"The revenue model is shifting from a one-time sale to continuous revenue post-sale," said Vishnu Sundaram, head of telematics at Harman. "Having seamless connectivity will be pivotal for those revenue streams."
Harman says that a series of deals will make it the leading company in 5G telematics by 2022. It also offers cloud-based services via its Ignite online platform that automakers can incorporate in new models. Among the offerings is a post-sale software upgrade that will unlock existing capabilities within a car's speaker system.
Will drivers pay?
Still, it's unclear which connected options customers will actually buy -- and if they do, if they will continue to do so year after year.
A big red flag for the post-sale revenue model came last year when BMW said customers with its latest OS7 operating system would be charged for Apple CarPlay, which lets drivers with Apple phones migrate apps and features into the dashboard screen, after a one-year trial period. CarPlay, like Android Auto, is usually offered as a free feature.
But after a backlash from customers in the United States and UK, BMW relented and made it free again.
That seems to indicate that some operations of the dash screen are off-limits, including add-ons such as Car Play and Amazon's Alexa voice assistant, said Luca of Toyota. "I think the functionality itself is going to be a commodity, it's very difficult to [charge for it]," he said.
The ability to get customers to pay to unlock an embedded feature at a later date could be manufacturer dependent, experts said. "I'm very skeptical you can charge extra to unlock features in the car. Maybe Tesla can do it, but I'm not sure others can," said Ted Cannis, Ford's global director of electrification.
Volvo CEO Hakan Samuelsson goes even further, saying that the whole business model of selling upgrades after the sale is flawed. "You should not do that to try to capture revenue directly. You should do it to offer an even better customer experience," he said. "Then, the car will be more attractive, and a bit later you will make money from that."

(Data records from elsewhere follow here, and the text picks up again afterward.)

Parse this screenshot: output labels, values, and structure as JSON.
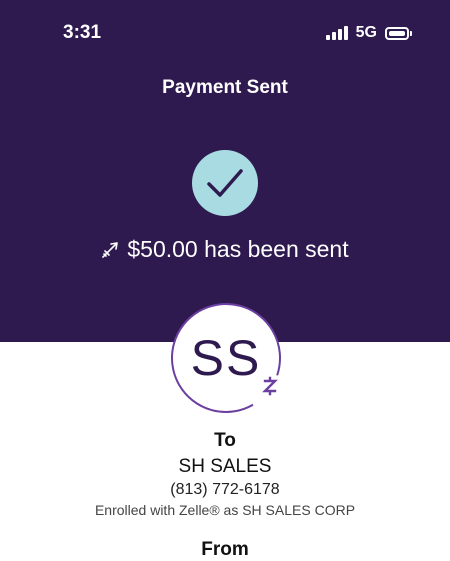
{
  "status_bar": {
    "time": "3:31",
    "network": "5G"
  },
  "header": {
    "title": "Payment Sent"
  },
  "confirmation": {
    "message": "$50.00 has been sent"
  },
  "recipient": {
    "initials": "SS",
    "to_label": "To",
    "name": "SH SALES",
    "phone": "(813) 772-6178",
    "enrolled_text": "Enrolled with Zelle® as SH SALES CORP"
  },
  "sender": {
    "from_label": "From"
  },
  "colors": {
    "header_bg": "#2e1a4f",
    "check_bg": "#a8dbe2",
    "accent": "#6b3fa0"
  },
  "icons": [
    "signal-icon",
    "battery-icon",
    "checkmark-icon",
    "send-icon",
    "zelle-icon"
  ]
}
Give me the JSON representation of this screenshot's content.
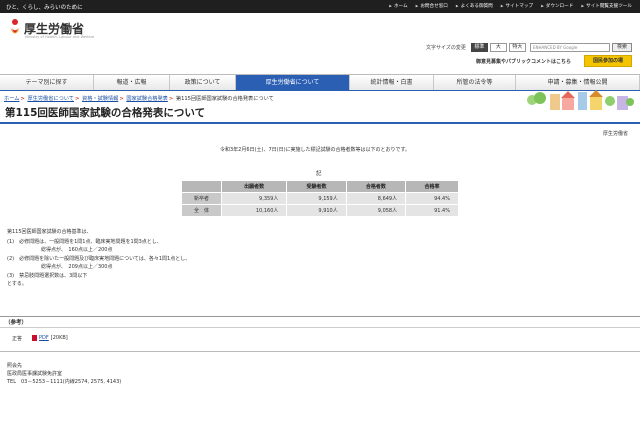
{
  "header": {
    "tagline": "ひと、くらし、みらいのために",
    "links": [
      "ホーム",
      "お問合せ窓口",
      "よくある御質問",
      "サイトマップ",
      "ダウンロード",
      "サイト閲覧支援ツール"
    ],
    "logo_title": "厚生労働省",
    "logo_sub": "Ministry of Health, Labour and Welfare",
    "fontsize_label": "文字サイズの変更",
    "fontsize_options": [
      "標準",
      "大",
      "特大"
    ],
    "search_placeholder": "ENHANCED BY Google",
    "search_button": "検索",
    "pubcomment": "御意見募集やパブリックコメントはこちら",
    "sankaku": "国民参加の場"
  },
  "nav": {
    "items": [
      "テーマ別に探す",
      "報道・広報",
      "政策について",
      "厚生労働省について",
      "統計情報・白書",
      "所管の法令等",
      "申請・募集・情報公開"
    ]
  },
  "breadcrumb": {
    "items": [
      "ホーム",
      "厚生労働省について",
      "資格・試験情報",
      "国家試験合格発表"
    ],
    "current": "第115回医師国家試験の合格発表について"
  },
  "page": {
    "title": "第115回医師国家試験の合格発表について",
    "issuer": "厚生労働省",
    "intro": "令和3年2月6日(土)、7日(日)に実施した標記試験の合格者数等は以下のとおりです。",
    "ki": "記"
  },
  "table": {
    "headers": [
      "",
      "出願者数",
      "受験者数",
      "合格者数",
      "合格率"
    ],
    "rows": [
      [
        "新卒者",
        "9,359人",
        "9,159人",
        "8,649人",
        "94.4%"
      ],
      [
        "全　体",
        "10,160人",
        "9,910人",
        "9,058人",
        "91.4%"
      ]
    ]
  },
  "criteria": {
    "head": "第115回医師国家試験の合格基準は、",
    "lines": [
      "(1)　必修問題は、一般問題を1問1点、臨床実地問題を1問3点とし、",
      "総得点が、　160点以上／200点",
      "(2)　必修問題を除いた一般問題及び臨床実地問題については、各々1問1点とし、",
      "総得点が、　209点以上／300点",
      "(3)　禁忌肢問題選択数は、3問以下"
    ],
    "tail": "とする。"
  },
  "reference": {
    "label": "（参考）",
    "item": "正答",
    "file_link": "PDF",
    "file_size": "[20KB]"
  },
  "contact": {
    "lines": [
      "照会先",
      "医政局医事課試験免許室",
      "TEL　03－5253－1111(内線2574, 2575, 4143)"
    ]
  },
  "colors": {
    "accent": "#2b5fb4",
    "logo_red": "#d9262c",
    "logo_orange": "#f29b1e",
    "pdf": "#c8102e"
  }
}
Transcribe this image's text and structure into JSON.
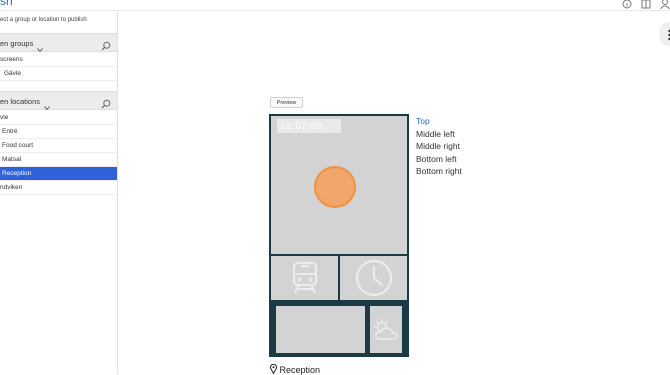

Automakers should not believe that 5G is a magic key to unlock subscription models, especially given its extra cost, analysts said. "Selling 5G for the sake of 5G will not work, because the customer will not pay more," said Pedro Pacheco, senior research director at Gartner. "You need the functionalities on board."
Automakers, however, may need to charge simply to pay for the increased spending on connectivity, said Poliak of Panasonic. But an innovative revenue-sharing model is emerging that could defray some of those costs.
Harman is working with a major European automaker to supply 5G-ready modules across a range of models that can be activated by the customer the moment 5G networks become widespread, estimated to be around 2023 in Europe. Harman offers the module at a discount in return for revenue-sharing with the automaker when an owner decides that a new application is worth upgrading to 5G.
"Even if only 30 percent of your existing customers activate it, it's still paying off," Mike Peters, head of connected car at Harman, said.
The model is also being explored by the chipmaker Qualcomm. "We reduce the cost of the chip, then if across the life of the chip the owner is downloading multiple applications, then we're getting a piece of that pie every time," said Jeff Dumrauf, Qualcomm director of engineering. He cited facial recognition to improve car security and access to the car's cameras for real-time video monitoring as two 5G-dependent upgrades that customers could pay extra for.